Sunday and the Spirit of Freedom
In Shavuot we have two tiers of freedom and revolution in God’s manifest purposes on the earth. In the first 50 days since Passover in giving the Law, God creates His covenant people. He gives the Law and invites Israel to respond. They agree to the terms, and now the tribes of Jacob were no longer just an ethnicity, they became a faith community. This is essential to understand. Jewish people not only belong to a tribe, but a faith, and this is the handiwork of God (Exodus 24:3, Isaiah 43:1). It is unique.
And if keeping God’s Law is the basis for a free and flourishing society, how much more the Spirit of freedom!
Then fifty days after Calvary God pours out His Spirit and establishes His church. God establishes another faith community, but this time including all the families of the earth. Now we can enjoy a new level of freedom in the New Covenant, with the Holy Spirit available to all. We can walk in God’s ways because His law is engraved on the hearts of all those who believe. But now here comes the another dimension of freedom entirely. The freedom of the Spirit. Jesus explains to Nicodemus how it is with those who are born again:
“The wind blows where it wishes, and you hear its sound, but you do not know where it comes from or where it goes. So it is with everyone who is born of the Spirit.” (John 3:8)
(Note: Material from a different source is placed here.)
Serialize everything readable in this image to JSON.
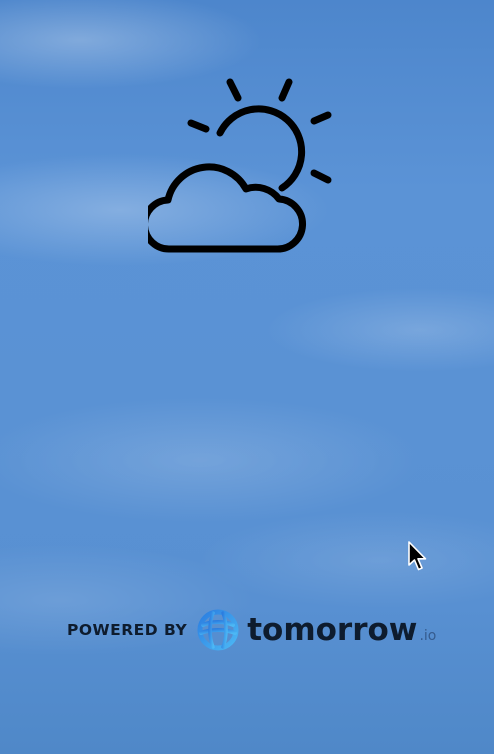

Moses communed with God for 40 days on that mountain before returning with the stone tablets, just as Jesus tarried 40 days with His disciples teaching them about the kingdom. The critical events involving blood and sacrifice were behind them (Passover and the cross) and God was building up to something new and wonderful. This is why Pentecost had to fall on a Sunday. In the Bible, the first day of the week is the Sunday and the final day is the Shabbat.
Sunday is the beginning, and the start of a new week. It is the first day of creation. It signifies creation and new beginnings. God formed the people of Israel as faith community and then formed the church at Shavuot, on a Sunday.
The day of Shavuot may be fixed but the date is not. It is determined by wherever the Passover falls. This also means that the gap between Shavuot and the Feast of Trumpets is an unspecified period of time. Given that we see the Spring feasts fulfilled in great measure by the first coming of Jesus, it makes sense that the unknown date of His return is mirrored by the indeterminate gap between the end of Shavuot and the Fall feasts. Even so, there is a season and a time frame that can be known. We recognize the times and seasons, and can see that the glorious return of Jesus is imminent, when He really will make all things new!
But while we wait expectantly, we know God will pour out His Spirit for a great end time harvest—all over the world, and in Israel itself. When the Holy Spirit comes in power, we become aware of our sin and our need to repent… and times of refreshing can come like the wind. Come Holy Spirit, come.
- Os Guinness, The Magna Carta of Humanity: Sinai’s Revolutionary Faith and the Future of Freedom (2021)
White Horse Inn podcast, Os Guinness on The Future of Freedom, October 3, 2021
Kirk Durston, Why Sexual Morality May be Far More Important than You Ever Thought ,
Louise Perry, I’m 30. The Sexual Revolution Shackled My Generation. (2022)